This report, prepared by the Training Subcommittee of the IT Accessibility Task Force, provides a summary of research conducted between June 2021 and March 2022 and proposes a model and recommendations for follow-up tasks. To prepare recommendations, the subcommittee assessed the nature of training at UW, identified existing IT accessibility trainings, collected information about asynchronous online training platforms, and reviewed examples from peer institutions.
The findings from this research inform our recommendation for packaging and promoting accessibility trainings in three categories, which vary by goal, length of training, and target audience, as shown in the table below. The table includes examples of existing trainings, as well as gaps where possible future trainings may be warranted.
For an inventory of existing trainings, see our Training Opportunities web page.
For additional details about the research that led to these recommendations, see the full report (a Google doc).
Accessibility Trainings in Three Categories
|To raise awareness about digital accessibility and available resources for learning more
|To provide basic foundation skills in specific functional areas
|To build on foundation skills and develop solid digital accessibility skills
|Length of trainings
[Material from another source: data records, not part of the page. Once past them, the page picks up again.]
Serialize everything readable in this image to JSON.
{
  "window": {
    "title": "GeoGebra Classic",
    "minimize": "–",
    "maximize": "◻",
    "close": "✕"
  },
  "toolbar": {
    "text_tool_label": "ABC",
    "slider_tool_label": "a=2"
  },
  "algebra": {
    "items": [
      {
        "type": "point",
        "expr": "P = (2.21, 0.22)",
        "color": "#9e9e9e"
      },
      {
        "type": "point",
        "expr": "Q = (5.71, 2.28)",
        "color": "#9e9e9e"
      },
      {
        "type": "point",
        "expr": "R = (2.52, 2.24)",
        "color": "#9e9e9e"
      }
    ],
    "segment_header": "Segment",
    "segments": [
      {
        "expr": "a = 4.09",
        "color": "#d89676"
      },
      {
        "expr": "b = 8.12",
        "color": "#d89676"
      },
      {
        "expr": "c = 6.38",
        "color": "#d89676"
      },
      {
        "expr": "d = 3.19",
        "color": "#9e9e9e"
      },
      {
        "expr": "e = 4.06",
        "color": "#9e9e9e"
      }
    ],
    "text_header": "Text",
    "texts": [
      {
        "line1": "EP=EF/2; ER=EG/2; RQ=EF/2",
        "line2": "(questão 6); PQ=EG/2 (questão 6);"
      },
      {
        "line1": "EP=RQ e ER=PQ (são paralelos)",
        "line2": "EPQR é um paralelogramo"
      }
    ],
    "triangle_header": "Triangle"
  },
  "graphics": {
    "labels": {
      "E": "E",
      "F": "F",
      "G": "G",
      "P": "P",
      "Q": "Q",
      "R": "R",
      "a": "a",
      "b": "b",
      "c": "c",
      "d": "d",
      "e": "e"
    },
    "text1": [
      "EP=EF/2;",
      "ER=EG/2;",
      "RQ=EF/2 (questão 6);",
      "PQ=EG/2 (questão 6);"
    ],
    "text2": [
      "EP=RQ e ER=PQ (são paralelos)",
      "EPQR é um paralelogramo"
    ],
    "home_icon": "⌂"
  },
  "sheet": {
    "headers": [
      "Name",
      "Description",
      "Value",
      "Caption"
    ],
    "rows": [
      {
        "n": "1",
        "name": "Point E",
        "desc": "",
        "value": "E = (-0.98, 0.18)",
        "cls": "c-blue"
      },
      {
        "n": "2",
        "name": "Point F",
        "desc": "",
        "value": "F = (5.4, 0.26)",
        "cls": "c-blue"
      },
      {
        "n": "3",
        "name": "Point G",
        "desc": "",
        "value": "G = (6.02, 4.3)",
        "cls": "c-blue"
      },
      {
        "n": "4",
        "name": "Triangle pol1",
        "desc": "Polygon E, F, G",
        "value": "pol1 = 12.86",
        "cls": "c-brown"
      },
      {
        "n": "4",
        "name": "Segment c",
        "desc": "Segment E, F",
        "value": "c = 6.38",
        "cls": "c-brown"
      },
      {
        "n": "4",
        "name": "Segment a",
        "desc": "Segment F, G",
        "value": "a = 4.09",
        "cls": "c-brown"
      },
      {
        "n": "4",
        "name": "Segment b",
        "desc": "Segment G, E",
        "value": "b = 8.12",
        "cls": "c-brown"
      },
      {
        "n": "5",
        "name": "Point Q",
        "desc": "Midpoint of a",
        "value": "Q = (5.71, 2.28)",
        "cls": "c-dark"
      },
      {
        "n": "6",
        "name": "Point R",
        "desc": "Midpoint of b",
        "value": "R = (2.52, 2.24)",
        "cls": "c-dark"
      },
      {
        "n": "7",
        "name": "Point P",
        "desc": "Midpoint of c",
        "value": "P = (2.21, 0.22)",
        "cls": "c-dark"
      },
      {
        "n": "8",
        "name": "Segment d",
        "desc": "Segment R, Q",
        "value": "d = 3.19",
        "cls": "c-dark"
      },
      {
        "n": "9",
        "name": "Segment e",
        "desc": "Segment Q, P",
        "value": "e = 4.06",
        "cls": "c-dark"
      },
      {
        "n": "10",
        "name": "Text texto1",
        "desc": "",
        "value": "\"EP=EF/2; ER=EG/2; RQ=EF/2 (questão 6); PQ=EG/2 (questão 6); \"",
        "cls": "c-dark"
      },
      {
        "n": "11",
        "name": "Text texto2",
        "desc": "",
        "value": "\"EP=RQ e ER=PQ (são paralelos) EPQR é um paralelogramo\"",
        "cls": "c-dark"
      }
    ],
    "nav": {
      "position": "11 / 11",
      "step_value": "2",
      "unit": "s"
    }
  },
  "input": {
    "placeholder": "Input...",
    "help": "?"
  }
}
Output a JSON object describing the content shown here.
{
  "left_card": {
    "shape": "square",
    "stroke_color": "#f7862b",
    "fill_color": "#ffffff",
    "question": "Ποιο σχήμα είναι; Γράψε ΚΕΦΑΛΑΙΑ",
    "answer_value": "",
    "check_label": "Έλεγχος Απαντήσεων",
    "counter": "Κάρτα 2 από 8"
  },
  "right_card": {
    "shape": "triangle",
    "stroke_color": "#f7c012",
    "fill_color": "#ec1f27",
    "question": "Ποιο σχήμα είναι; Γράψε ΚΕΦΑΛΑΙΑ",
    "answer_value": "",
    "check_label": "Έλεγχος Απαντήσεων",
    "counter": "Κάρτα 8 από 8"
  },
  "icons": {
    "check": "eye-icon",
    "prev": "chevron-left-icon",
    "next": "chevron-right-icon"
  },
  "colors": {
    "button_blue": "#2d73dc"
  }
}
|Short sections integrated into existing trainings
|5 minutes – 1 hour
|All UW employees
|UW employees with particular job functions
|Members of the IT Accessibility Liaisons network
|High level messaging: Our websites, digital documents, videos, and software we purchase could be erecting barriers to people with disabilities if not created properly. Learn about accessibility (with common examples that most audience members can relate to).
|Introductory trainings in:
|Same as Tier 2, but more advanced.
|Possible future trainings
|DEI training, required for UW employees via SB 5227
|Series of short 5-minute trainings